** Exercise input follows **

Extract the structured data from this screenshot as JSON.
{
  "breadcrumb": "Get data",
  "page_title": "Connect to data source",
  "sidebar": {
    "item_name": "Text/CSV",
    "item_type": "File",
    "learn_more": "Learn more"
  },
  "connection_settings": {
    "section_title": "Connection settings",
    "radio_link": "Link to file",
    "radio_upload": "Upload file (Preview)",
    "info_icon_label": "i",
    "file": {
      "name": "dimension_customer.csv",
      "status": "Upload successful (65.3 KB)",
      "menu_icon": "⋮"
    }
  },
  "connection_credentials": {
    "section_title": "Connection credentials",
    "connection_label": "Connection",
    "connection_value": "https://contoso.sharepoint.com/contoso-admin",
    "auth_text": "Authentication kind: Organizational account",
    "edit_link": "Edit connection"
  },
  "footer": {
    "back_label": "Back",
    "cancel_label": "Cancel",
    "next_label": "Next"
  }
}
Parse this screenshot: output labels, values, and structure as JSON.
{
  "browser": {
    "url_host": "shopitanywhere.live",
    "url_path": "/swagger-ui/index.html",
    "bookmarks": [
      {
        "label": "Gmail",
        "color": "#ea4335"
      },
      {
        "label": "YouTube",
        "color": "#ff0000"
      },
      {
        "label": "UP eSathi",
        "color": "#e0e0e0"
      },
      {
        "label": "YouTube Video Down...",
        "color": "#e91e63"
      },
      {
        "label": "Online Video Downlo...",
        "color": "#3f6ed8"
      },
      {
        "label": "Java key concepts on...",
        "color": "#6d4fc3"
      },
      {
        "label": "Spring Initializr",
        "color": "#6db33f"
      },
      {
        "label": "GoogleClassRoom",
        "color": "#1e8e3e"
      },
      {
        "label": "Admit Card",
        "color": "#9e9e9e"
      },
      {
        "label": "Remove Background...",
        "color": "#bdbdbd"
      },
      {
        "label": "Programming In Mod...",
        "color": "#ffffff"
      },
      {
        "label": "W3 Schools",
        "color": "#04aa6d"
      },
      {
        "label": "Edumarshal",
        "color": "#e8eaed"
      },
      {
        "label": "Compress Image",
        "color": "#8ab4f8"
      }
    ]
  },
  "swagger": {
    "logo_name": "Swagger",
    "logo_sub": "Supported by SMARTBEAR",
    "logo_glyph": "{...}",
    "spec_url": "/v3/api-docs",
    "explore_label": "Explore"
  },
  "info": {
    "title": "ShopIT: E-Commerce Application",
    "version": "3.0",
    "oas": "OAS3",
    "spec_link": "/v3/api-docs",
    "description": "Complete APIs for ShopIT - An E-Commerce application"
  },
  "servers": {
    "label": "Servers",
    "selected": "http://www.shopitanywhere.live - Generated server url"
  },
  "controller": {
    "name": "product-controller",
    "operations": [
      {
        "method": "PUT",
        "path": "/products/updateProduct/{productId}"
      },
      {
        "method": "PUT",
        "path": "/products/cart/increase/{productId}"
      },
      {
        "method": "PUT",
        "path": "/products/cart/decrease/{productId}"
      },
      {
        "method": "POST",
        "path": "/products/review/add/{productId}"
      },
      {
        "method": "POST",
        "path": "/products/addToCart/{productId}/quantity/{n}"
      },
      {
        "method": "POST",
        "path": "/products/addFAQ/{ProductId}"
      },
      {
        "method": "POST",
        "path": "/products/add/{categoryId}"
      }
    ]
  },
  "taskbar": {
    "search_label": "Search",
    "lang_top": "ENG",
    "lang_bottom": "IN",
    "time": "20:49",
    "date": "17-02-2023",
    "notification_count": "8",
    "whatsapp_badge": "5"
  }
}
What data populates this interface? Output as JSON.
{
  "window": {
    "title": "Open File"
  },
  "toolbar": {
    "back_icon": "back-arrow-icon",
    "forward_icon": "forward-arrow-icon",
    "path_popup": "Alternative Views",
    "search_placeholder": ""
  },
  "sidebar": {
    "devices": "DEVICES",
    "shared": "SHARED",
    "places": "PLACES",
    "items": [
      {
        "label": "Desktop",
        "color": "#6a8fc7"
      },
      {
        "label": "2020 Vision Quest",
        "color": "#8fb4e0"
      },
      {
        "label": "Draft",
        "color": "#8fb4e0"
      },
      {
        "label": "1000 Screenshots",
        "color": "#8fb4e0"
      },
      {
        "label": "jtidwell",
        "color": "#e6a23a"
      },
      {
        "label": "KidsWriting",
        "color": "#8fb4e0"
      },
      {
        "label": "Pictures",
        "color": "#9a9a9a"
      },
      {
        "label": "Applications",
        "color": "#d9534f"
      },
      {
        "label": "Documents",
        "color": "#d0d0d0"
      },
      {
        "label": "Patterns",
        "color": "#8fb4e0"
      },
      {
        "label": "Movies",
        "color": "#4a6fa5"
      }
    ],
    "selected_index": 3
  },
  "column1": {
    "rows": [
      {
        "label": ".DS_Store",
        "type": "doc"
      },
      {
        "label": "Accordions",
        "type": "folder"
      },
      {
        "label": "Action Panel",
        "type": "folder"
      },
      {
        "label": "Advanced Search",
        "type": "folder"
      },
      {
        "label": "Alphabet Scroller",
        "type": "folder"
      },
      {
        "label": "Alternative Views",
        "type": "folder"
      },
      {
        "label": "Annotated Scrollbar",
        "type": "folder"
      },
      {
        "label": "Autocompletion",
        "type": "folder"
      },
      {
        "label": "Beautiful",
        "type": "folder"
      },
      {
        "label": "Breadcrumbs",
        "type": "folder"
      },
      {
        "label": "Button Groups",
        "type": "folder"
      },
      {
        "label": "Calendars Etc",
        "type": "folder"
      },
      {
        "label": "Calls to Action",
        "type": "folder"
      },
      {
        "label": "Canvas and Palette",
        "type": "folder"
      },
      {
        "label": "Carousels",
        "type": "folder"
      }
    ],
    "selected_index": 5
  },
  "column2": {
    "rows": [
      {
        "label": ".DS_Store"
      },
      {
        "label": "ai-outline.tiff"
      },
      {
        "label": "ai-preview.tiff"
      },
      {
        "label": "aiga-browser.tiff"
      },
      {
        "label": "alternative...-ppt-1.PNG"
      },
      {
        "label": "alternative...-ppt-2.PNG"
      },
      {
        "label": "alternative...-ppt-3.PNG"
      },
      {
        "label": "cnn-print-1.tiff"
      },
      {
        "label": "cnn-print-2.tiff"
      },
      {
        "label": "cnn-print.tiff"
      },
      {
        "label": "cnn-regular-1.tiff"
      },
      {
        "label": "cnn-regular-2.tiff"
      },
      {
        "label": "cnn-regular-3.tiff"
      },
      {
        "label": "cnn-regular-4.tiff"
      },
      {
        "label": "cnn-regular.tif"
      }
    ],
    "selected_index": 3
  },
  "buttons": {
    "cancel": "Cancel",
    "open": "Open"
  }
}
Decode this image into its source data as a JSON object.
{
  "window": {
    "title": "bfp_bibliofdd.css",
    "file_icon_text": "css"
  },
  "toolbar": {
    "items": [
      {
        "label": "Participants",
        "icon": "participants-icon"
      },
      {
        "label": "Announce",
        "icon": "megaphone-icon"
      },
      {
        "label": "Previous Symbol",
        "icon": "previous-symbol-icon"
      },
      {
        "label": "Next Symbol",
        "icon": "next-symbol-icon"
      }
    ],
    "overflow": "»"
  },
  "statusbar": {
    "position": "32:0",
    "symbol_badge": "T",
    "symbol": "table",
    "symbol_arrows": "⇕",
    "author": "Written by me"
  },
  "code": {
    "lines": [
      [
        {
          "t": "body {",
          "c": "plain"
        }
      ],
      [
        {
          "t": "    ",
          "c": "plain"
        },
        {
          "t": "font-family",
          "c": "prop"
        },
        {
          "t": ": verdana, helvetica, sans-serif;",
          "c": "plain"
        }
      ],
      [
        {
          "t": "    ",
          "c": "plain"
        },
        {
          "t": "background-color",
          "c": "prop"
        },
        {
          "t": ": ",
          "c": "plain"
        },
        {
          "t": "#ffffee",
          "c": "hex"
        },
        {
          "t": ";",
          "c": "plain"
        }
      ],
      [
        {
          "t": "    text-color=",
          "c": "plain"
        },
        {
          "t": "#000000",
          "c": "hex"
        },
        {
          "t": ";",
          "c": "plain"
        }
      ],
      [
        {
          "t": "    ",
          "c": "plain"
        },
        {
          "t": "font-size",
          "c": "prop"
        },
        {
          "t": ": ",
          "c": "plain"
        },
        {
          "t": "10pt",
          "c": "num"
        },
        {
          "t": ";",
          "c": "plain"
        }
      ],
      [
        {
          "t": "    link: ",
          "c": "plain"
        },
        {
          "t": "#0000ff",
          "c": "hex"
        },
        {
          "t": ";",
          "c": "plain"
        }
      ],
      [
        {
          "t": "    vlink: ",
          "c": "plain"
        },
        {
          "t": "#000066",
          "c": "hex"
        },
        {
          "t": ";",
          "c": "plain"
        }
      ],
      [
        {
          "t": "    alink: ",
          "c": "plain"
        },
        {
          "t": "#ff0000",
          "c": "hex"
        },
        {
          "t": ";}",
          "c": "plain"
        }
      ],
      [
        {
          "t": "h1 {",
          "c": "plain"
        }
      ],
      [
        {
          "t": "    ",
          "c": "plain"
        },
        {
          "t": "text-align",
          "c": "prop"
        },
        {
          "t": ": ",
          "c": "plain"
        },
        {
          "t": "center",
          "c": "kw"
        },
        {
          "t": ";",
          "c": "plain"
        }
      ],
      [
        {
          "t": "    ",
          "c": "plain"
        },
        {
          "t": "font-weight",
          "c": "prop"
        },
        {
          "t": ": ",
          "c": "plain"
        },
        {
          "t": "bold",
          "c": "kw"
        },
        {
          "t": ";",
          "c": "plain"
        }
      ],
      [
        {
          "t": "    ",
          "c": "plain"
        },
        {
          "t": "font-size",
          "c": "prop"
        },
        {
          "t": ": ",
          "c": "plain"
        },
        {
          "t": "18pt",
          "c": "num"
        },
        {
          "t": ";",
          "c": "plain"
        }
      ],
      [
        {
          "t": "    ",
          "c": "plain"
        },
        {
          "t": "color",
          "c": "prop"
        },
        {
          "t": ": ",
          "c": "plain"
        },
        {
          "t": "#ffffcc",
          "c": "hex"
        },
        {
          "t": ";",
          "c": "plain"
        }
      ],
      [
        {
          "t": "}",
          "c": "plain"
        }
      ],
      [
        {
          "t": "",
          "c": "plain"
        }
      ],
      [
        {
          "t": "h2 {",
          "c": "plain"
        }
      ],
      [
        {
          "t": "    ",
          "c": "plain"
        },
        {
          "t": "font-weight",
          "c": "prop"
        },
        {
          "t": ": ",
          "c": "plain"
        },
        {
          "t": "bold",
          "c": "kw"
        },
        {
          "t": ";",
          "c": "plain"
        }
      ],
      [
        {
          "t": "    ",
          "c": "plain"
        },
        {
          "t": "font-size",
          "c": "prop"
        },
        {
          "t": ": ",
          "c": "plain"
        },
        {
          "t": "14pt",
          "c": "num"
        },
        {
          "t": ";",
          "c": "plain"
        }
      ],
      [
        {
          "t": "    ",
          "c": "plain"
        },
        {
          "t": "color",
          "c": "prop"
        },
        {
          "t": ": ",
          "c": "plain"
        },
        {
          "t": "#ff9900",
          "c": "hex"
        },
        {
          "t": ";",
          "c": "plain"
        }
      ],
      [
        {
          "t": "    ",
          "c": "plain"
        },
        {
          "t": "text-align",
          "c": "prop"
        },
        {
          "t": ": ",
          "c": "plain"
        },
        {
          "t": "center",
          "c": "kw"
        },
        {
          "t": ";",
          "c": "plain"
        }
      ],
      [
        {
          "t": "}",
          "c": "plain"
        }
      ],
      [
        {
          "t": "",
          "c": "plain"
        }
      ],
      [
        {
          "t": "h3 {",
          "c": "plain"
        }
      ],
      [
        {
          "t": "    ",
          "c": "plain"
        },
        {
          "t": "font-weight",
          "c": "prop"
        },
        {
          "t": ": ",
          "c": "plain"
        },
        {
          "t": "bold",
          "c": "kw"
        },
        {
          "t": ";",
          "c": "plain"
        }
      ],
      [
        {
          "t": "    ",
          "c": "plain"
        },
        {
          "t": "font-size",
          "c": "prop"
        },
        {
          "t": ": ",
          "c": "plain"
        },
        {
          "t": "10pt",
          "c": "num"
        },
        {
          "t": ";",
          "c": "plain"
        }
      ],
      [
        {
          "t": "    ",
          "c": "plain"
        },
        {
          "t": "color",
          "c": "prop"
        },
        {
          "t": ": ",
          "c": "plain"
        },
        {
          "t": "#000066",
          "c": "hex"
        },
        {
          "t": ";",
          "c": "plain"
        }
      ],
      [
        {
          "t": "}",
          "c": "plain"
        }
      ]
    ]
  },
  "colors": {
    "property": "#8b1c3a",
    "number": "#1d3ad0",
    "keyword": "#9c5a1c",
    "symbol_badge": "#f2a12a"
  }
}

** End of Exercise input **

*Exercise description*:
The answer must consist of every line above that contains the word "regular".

*Solution to this task*:
        "label": "cnn-regular-1.tiff"
        "label": "cnn-regular-2.tiff"
        "label": "cnn-regular-3.tiff"
        "label": "cnn-regular-4.tiff"
        "label": "cnn-regular.tif"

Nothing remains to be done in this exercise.